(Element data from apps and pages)
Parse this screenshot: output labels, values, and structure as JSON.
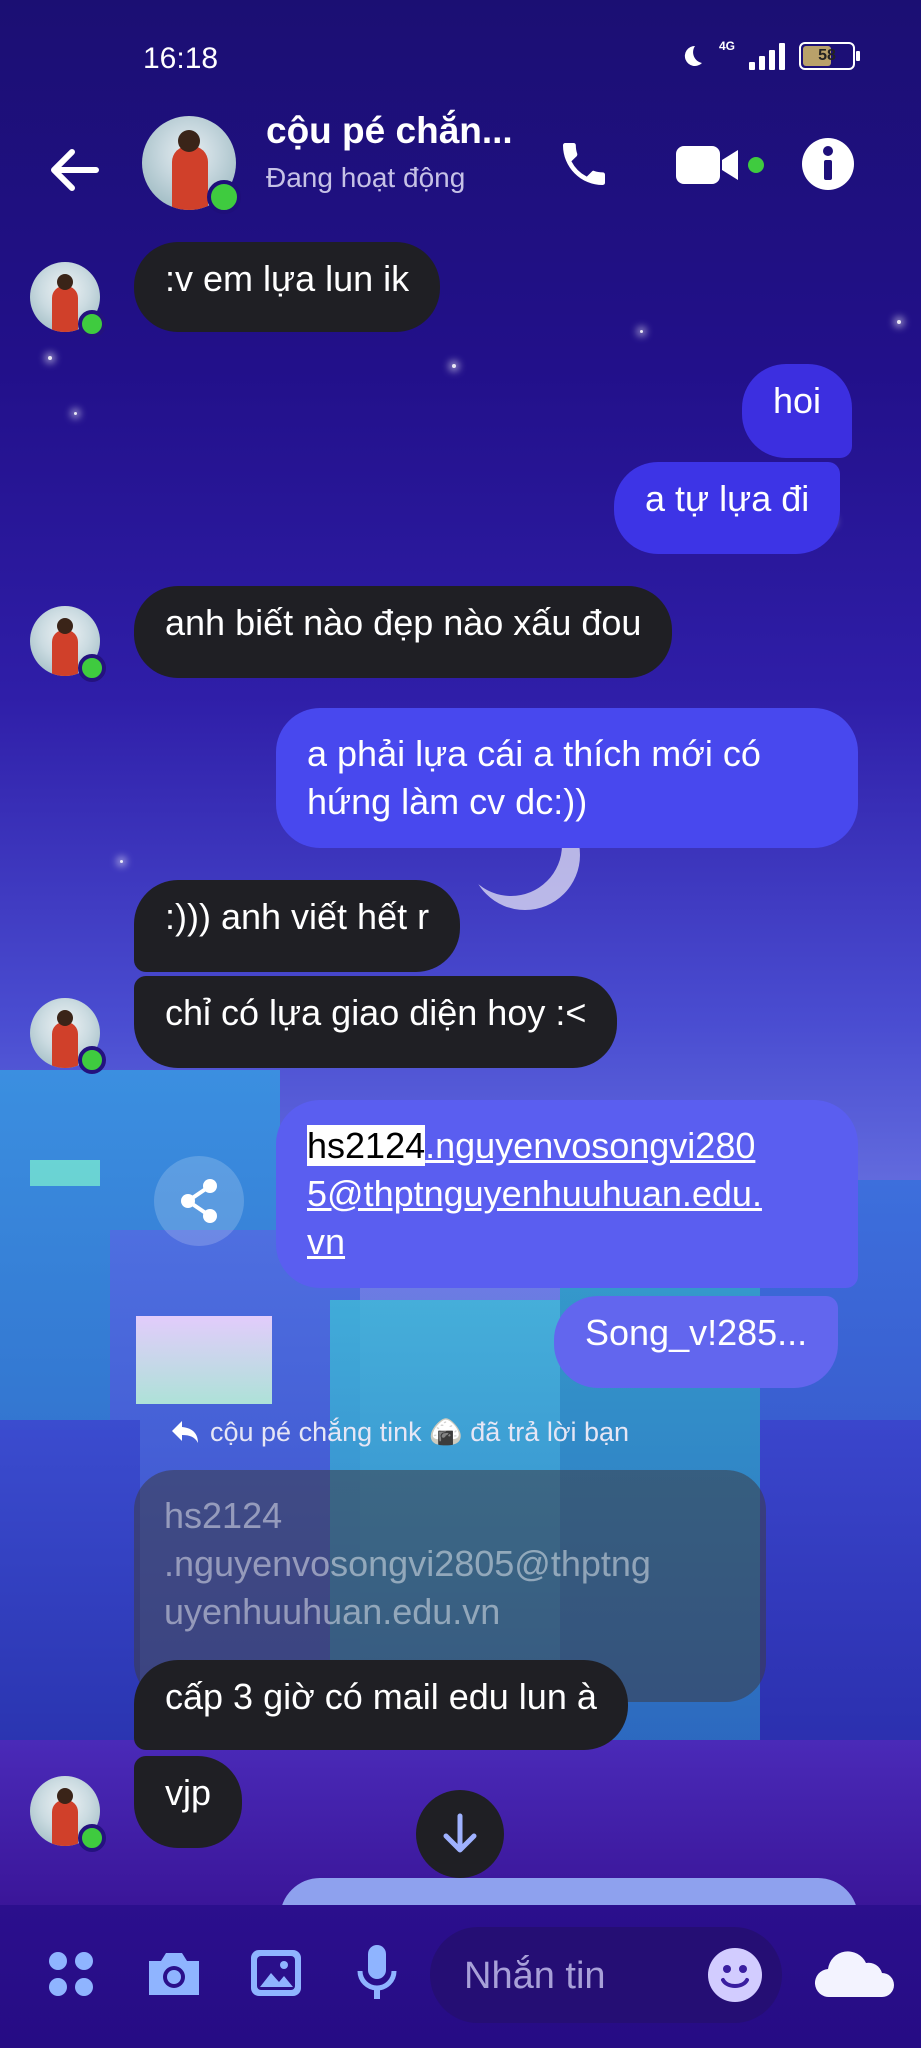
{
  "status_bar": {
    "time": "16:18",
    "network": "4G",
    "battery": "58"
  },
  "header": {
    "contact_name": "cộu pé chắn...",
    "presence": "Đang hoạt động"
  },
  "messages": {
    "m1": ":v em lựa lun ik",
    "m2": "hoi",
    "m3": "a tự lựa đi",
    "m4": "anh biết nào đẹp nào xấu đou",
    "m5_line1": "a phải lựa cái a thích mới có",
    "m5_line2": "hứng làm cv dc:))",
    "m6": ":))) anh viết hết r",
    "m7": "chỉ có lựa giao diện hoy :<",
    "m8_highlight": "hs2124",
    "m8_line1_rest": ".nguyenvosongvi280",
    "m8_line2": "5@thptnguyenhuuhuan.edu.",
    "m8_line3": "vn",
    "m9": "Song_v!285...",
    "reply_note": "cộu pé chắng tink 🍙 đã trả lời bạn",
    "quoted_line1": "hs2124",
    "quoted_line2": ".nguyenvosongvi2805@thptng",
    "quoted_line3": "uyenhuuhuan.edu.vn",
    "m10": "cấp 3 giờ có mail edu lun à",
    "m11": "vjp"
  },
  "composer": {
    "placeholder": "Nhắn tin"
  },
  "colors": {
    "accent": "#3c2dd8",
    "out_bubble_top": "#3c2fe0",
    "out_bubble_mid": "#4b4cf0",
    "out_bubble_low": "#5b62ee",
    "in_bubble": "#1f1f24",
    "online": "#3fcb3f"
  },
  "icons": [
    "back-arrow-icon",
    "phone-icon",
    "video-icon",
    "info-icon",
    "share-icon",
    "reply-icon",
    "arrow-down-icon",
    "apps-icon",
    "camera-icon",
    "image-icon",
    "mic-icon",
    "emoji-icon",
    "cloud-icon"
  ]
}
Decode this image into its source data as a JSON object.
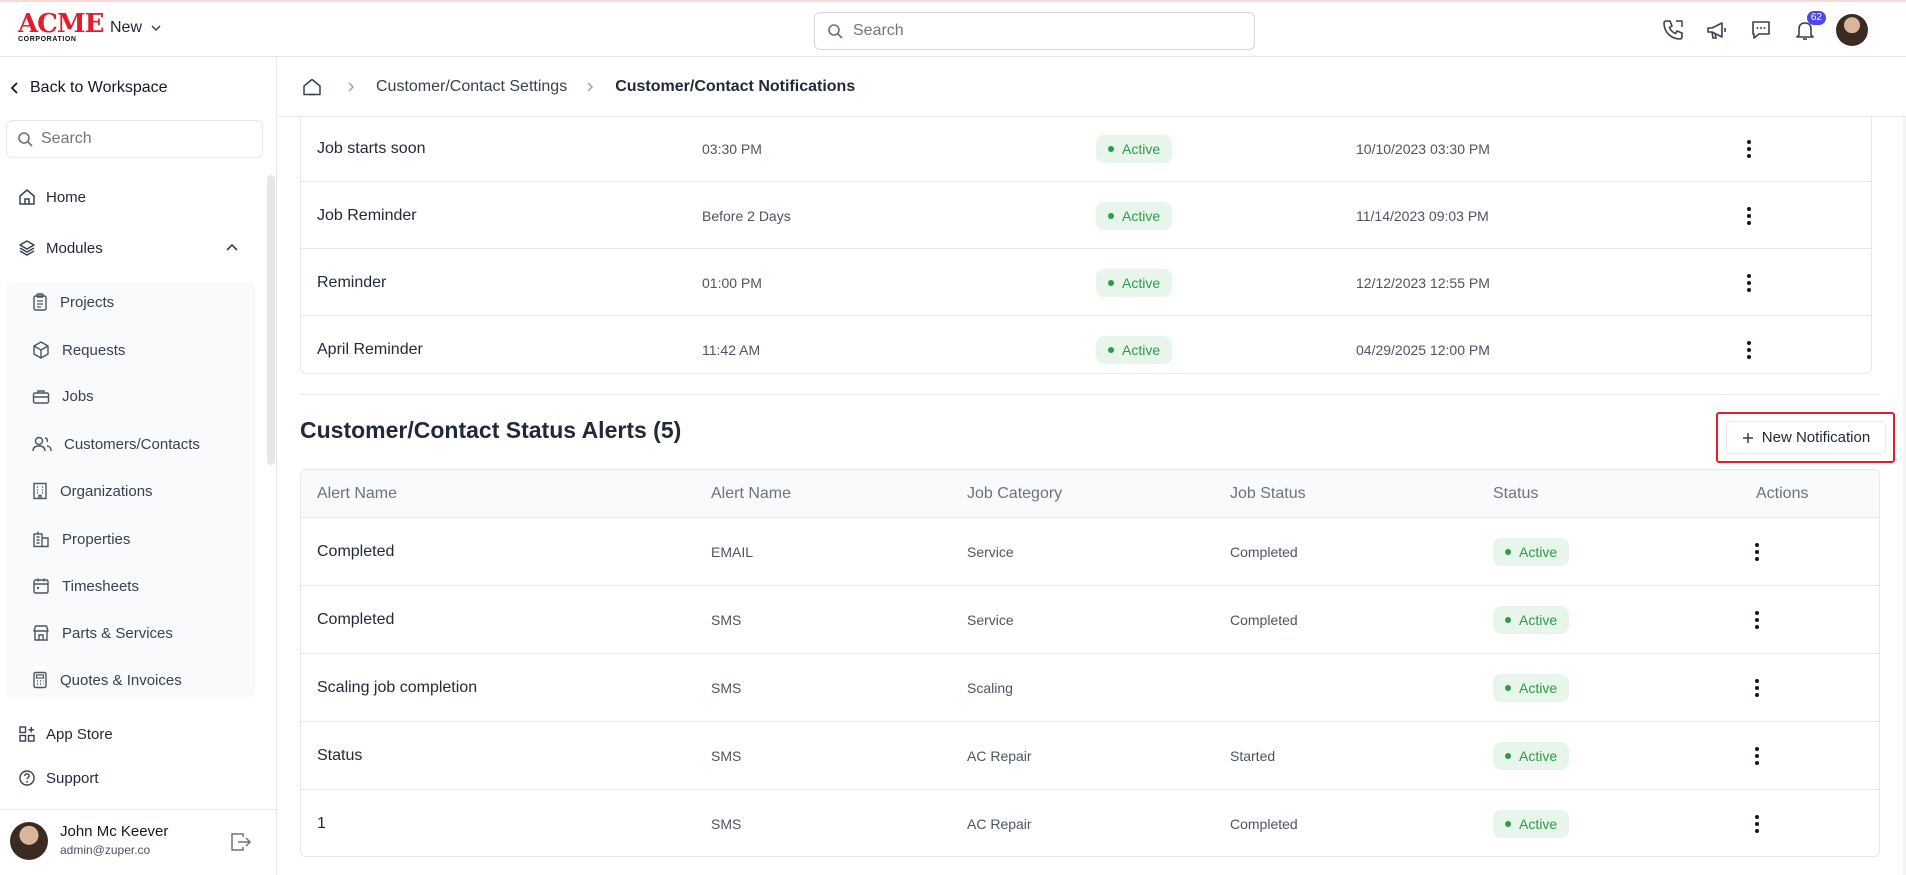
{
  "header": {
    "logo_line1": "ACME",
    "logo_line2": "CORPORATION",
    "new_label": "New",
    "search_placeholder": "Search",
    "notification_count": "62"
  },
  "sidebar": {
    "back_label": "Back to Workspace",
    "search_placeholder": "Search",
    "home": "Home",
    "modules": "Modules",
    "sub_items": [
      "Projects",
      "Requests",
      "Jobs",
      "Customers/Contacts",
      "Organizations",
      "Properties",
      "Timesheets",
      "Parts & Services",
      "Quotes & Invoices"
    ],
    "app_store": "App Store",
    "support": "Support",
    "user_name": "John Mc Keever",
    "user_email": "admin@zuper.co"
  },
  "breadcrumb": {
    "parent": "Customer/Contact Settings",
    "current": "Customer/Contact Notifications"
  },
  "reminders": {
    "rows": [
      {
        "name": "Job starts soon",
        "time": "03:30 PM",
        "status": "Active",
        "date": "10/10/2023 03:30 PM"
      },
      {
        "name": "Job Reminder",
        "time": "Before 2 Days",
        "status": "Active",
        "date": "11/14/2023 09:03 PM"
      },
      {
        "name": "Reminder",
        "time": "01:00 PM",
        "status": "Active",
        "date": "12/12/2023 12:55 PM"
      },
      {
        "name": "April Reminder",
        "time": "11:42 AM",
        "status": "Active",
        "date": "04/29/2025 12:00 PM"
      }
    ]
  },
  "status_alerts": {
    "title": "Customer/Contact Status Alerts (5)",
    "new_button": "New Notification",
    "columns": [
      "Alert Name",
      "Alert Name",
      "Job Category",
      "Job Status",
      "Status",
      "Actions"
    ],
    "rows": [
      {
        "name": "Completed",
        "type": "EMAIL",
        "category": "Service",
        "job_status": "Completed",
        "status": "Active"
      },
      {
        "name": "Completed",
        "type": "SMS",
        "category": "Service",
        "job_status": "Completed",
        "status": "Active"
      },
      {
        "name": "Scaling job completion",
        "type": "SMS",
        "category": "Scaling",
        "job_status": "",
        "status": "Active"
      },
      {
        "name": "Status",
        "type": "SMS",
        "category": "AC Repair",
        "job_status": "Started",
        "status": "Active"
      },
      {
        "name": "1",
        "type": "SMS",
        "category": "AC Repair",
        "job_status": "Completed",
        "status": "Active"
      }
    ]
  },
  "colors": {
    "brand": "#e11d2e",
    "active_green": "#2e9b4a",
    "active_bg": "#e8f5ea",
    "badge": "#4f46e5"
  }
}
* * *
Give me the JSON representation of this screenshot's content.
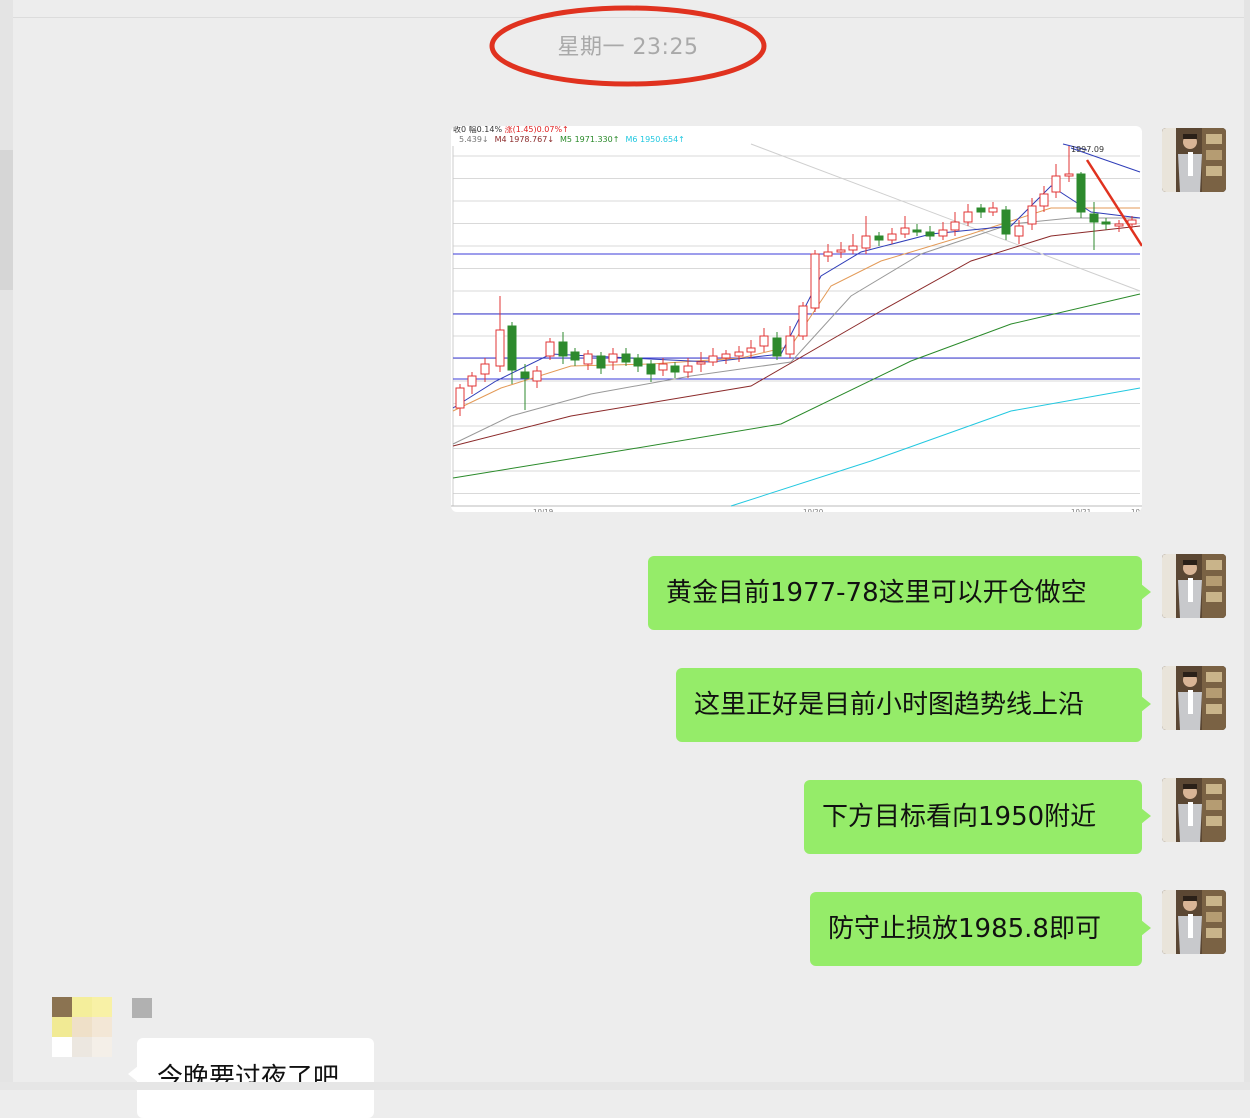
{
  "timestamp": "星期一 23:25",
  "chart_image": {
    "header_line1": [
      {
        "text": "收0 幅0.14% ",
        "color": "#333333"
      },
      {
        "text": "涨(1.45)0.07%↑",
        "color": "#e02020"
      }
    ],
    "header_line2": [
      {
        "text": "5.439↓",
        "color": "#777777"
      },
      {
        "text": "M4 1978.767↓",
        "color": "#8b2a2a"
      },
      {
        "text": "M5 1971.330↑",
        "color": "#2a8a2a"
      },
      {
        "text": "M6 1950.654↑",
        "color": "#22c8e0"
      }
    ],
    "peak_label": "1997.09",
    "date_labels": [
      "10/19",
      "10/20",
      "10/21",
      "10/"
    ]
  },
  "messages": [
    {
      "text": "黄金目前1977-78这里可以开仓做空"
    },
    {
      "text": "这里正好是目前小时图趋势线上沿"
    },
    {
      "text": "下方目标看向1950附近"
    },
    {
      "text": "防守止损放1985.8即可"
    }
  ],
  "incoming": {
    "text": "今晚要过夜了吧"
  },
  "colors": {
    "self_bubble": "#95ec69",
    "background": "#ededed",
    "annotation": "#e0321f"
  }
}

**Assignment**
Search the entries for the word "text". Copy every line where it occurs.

**Task solution**
        "text": "收0 幅0.14% ",
        "text": "涨(1.45)0.07%↑",
        "text": "5.439↓",
        "text": "M4 1978.767↓",
        "text": "M5 1971.330↑",
        "text": "M6 1950.654↑",
      "text": "黄金目前1977-78这里可以开仓做空"
      "text": "这里正好是目前小时图趋势线上沿"
      "text": "下方目标看向1950附近"
      "text": "防守止损放1985.8即可"
    "text": "今晚要过夜了吧"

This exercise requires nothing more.